• [Information supplied]:
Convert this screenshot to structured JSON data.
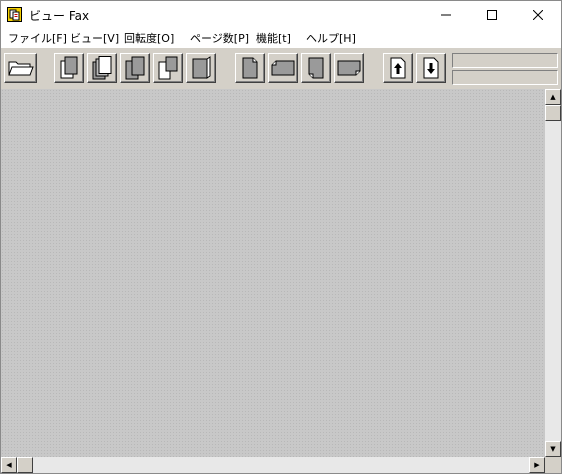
{
  "window": {
    "title": "ビュー Fax"
  },
  "menu": [
    {
      "label": "ファイル[F]"
    },
    {
      "label": "ビュー[V]"
    },
    {
      "label": "回転度[O]"
    },
    {
      "label": "ページ数[P]"
    },
    {
      "label": "機能[t]"
    },
    {
      "label": "ヘルプ[H]"
    }
  ],
  "toolbar": {
    "buttons": [
      {
        "icon": "open-folder-icon"
      },
      {
        "icon": "page-stack-1-icon"
      },
      {
        "icon": "page-stack-2-icon"
      },
      {
        "icon": "page-stack-3-icon"
      },
      {
        "icon": "page-stack-4-icon"
      },
      {
        "icon": "page-stack-5-icon"
      },
      {
        "icon": "page-portrait-icon"
      },
      {
        "icon": "page-landscape-icon"
      },
      {
        "icon": "page-portrait-flip-icon"
      },
      {
        "icon": "page-landscape-flip-icon"
      },
      {
        "icon": "arrow-up-icon"
      },
      {
        "icon": "arrow-down-icon"
      }
    ],
    "status_top": "",
    "status_bottom": ""
  }
}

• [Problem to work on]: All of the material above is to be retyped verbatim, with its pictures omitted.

• [Reply]:
Convert this screenshot to structured JSON data.
{
  "window": {
    "title": "ビュー Fax"
  },
  "menu": [
    {
      "label": "ファイル[F]"
    },
    {
      "label": "ビュー[V]"
    },
    {
      "label": "回転度[O]"
    },
    {
      "label": "ページ数[P]"
    },
    {
      "label": "機能[t]"
    },
    {
      "label": "ヘルプ[H]"
    }
  ],
  "toolbar": {
    "buttons": [
      {
        "icon": "open-folder-icon"
      },
      {
        "icon": "page-stack-1-icon"
      },
      {
        "icon": "page-stack-2-icon"
      },
      {
        "icon": "page-stack-3-icon"
      },
      {
        "icon": "page-stack-4-icon"
      },
      {
        "icon": "page-stack-5-icon"
      },
      {
        "icon": "page-portrait-icon"
      },
      {
        "icon": "page-landscape-icon"
      },
      {
        "icon": "page-portrait-flip-icon"
      },
      {
        "icon": "page-landscape-flip-icon"
      },
      {
        "icon": "arrow-up-icon"
      },
      {
        "icon": "arrow-down-icon"
      }
    ],
    "status_top": "",
    "status_bottom": ""
  }
}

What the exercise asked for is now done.